I recognize that kind of a mistake because it hits home with me. I really don’t usually whiff it on the knowledge base. I rarely intend to do wrong. But I’ve been known to blow it on the wisdom of things; I have been too often guilty of a mistake in discernment not to recognize the signs.
I have taken a couple of days to put myself in the shoes of my Asian descended sisters and brothers, and I empathize with the sting of the images and misuse of elements within their cultures and heritages. This wasn’t a conversation between friends; it was a publishing house putting offensive stereotypes and hurtful allusions into the hands of many people who were expected to laugh at those cultural images and illustrations. That’s painful. It was probably not what the authors expected from their meetings in preparing the book. But the book left the safe confines of meetings and drawing boards and entered the public arena. They did not do good discernment. They were not wise.

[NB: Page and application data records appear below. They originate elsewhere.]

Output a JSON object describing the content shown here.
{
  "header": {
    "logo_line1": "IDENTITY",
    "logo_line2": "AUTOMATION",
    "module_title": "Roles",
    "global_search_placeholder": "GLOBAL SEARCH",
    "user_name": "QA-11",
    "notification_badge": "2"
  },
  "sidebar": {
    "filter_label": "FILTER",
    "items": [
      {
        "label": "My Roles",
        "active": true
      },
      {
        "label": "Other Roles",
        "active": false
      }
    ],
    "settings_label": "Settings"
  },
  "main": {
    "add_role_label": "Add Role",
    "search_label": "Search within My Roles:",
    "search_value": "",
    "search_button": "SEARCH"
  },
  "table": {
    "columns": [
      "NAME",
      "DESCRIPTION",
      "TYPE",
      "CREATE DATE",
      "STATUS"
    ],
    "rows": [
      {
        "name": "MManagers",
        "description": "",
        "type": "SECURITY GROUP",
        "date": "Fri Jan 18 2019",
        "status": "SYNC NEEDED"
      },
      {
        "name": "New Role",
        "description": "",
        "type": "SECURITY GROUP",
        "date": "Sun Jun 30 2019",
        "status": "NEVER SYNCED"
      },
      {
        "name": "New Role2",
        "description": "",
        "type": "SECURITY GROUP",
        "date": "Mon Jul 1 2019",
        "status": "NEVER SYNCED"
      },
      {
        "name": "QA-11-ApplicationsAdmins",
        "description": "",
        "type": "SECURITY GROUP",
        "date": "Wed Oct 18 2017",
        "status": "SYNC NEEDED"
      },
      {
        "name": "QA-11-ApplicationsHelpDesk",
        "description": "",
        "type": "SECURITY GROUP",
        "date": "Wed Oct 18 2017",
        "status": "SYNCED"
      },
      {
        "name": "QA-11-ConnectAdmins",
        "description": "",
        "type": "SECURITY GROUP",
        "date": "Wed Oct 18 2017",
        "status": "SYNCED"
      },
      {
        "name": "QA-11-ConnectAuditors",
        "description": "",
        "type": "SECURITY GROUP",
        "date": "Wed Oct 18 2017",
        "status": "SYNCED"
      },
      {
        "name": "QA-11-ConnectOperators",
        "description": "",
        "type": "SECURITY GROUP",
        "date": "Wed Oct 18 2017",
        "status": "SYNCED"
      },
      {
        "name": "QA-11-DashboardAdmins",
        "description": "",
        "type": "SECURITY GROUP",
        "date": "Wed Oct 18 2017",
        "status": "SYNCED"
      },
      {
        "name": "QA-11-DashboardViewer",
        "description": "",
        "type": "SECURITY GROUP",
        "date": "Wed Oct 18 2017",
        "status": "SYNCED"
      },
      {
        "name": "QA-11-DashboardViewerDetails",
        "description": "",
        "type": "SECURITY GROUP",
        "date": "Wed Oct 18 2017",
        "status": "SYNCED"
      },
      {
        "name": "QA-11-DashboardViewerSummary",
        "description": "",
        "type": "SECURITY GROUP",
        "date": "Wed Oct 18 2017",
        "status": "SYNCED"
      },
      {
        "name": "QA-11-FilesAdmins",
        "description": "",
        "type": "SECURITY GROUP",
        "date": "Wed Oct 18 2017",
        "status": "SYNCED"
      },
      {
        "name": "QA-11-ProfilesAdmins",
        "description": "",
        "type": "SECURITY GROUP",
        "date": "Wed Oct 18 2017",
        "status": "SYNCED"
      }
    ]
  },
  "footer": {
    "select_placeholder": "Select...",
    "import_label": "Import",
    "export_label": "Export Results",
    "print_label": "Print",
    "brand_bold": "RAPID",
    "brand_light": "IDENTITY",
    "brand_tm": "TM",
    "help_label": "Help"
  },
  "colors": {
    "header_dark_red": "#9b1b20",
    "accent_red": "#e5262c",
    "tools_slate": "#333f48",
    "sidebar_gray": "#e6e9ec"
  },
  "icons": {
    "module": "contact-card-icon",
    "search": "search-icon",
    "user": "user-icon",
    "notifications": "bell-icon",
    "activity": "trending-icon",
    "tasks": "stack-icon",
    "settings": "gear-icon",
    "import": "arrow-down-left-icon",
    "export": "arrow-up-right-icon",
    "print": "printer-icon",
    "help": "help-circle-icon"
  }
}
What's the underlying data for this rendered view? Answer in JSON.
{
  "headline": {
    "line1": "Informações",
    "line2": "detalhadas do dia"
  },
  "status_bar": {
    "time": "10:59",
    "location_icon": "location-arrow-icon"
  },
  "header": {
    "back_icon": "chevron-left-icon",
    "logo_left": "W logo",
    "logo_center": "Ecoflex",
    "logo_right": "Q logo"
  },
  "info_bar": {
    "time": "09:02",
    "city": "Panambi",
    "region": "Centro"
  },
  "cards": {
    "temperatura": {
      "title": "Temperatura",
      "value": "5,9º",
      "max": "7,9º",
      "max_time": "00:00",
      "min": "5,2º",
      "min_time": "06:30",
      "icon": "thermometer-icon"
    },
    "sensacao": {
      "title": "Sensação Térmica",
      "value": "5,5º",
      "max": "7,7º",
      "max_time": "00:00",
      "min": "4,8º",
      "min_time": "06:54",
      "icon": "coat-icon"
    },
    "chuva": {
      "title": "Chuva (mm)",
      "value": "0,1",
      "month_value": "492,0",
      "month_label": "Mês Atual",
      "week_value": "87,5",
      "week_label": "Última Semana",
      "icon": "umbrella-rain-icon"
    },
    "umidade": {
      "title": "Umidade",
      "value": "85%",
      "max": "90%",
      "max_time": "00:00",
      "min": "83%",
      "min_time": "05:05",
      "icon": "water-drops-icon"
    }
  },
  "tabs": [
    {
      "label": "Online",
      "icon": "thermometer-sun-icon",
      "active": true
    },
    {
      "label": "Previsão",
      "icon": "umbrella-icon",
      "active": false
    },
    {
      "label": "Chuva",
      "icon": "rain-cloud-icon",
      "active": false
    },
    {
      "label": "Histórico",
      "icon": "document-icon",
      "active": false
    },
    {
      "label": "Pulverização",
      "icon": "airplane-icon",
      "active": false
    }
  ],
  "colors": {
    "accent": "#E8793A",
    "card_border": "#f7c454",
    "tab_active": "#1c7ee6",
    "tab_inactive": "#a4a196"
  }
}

And I have too many friends of Asian descent and am a pastor to many good people of Asian descent not to make an attempt to understand how painful this may be for them. As their friend and pastor I am doing my own soul-searching to see what changes I may not have realized I need to make in my own life and discernments.
Back to mistakes of wisdom… I’ve had great ideas that went on to blow up and land me in worlds of hurtful, unintended consequences. My knowledge was usually pretty tight, and my intentions were stellar… my wisdom was not up to par. When those kinds of mistakes happen, it’s called “Learning Humility.” Humility hurts. Humility is not a quaint Bible study. It’s when reality is introduced to us, shakes our hands and kicks our butts. Humility lessons suck old egg.
But wait, Humility doesn’t stop at sucking egg, it’s also horribly necessary. We need those humility lessons to grow. They remind us to wrap our gifts and abilities in the Spirit of God, over and over again. Those kinds of mistakes can be admitted, owned, and repented of, thereby opening new avenues for God to work through us and do greater things than we have seen and done.
So, I believe the authors need to embrace the humility that demands they repent of their mistake. Let this be a growth moment. It’s not the end of their publishing careers, it’s a potential point of great change for the better. Imagine what two writers of greater wisdom and discernment might accomplish with their obvious gifts and abilities! And they owe it to their spiritual family! We aren’t just all consumers and marketers here, with apologies to the good folks at Zondervan! This is an opportunity to forge the kinds of friendships-out-of-pain that make us a better community of faith around the globe. Embrace the Humility! Humility is a good thing.
An Open Letter to the Authors (Prof. Rah)
Just Another White WordPresser Like Me I Found by Googling the Controversy (But he says good stuff)